Today in the United States, we’re celebrating Thanksgiving. If you’re celebrating this holiday, whatever that means for you, whether it involves giving thanks to a deity, or to your family, or to our society, or just having a nice day off and an excuse to feast, I hope you have a great day.
If you’re not in the US, or not celebrating it, I hope you have a great Thursday.
And, given all the latest news, if you’re wondering what there really is to be thankful about, Michael Shermer has a nice piece at Time Magazine pointing out how lucky we are to be living in these times.

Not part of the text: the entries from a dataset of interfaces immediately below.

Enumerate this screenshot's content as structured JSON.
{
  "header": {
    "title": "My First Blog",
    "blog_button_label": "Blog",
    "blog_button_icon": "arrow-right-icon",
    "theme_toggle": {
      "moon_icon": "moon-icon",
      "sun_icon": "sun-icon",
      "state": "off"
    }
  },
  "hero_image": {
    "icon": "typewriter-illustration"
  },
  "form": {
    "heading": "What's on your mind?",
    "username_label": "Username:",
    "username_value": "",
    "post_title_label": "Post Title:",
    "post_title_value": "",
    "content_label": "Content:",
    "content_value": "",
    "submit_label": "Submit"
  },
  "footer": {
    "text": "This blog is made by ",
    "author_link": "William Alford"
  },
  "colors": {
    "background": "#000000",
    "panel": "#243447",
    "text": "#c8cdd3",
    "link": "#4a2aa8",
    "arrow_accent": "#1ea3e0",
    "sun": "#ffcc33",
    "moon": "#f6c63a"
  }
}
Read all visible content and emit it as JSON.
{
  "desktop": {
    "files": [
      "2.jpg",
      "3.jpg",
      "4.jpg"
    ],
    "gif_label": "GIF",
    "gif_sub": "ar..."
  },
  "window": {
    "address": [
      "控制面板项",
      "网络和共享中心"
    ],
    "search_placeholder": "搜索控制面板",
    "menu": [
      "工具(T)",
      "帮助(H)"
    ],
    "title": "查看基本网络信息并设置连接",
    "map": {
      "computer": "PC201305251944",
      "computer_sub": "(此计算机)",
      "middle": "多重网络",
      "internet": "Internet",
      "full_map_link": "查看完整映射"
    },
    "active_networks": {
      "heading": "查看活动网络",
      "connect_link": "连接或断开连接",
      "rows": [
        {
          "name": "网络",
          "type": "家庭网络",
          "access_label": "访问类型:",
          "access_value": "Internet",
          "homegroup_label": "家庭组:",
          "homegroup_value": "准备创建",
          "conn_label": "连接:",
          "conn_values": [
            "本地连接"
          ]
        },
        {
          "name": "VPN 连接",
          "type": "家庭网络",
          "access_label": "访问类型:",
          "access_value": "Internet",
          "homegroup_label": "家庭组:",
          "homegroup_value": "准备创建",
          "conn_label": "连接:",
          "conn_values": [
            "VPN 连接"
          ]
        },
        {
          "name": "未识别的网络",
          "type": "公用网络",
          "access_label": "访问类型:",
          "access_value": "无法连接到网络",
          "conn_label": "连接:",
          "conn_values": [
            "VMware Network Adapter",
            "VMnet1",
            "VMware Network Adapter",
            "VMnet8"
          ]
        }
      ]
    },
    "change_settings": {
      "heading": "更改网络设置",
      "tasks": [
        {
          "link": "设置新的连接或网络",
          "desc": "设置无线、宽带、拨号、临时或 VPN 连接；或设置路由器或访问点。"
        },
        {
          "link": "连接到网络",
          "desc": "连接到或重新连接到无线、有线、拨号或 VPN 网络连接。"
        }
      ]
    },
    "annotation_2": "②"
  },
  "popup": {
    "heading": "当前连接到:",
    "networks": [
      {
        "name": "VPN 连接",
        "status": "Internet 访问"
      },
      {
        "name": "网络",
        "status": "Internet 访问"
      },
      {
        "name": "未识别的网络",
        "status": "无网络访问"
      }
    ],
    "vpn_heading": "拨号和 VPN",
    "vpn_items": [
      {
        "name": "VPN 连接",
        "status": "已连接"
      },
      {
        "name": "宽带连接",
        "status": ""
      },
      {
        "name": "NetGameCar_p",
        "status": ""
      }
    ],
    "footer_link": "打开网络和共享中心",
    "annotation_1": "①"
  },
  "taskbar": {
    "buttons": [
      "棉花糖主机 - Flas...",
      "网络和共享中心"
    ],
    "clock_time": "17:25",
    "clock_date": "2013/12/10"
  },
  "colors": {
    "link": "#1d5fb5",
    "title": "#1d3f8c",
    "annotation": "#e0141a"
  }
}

Overall, there has never been a better time to be alive than today. As I document in my 2008 book The Mind of the Marketand in my forthcoming book The Moral Arc, if you lived 10,000 years ago you would have been a hunter-gatherer who earned the equivalent of about $100 a year — extreme poverty is defined by the United Nations as less than $1.25 a day, or $456 a year — and the material belongings of your tiny band would have consisted of about 300 different items, such as stone tools, woven baskets and articles of clothing made from animal hides. Today, the average annual income in the Western world — the U.S. and Canada, the countries of the European Union, and other developed industrial nations — is about $40,000 per person per year, and the number of available products is over 10 billion, with the universal product code (barcode) system having surpassed that number in 2008.
The full piece isn’t too long and is worth the read.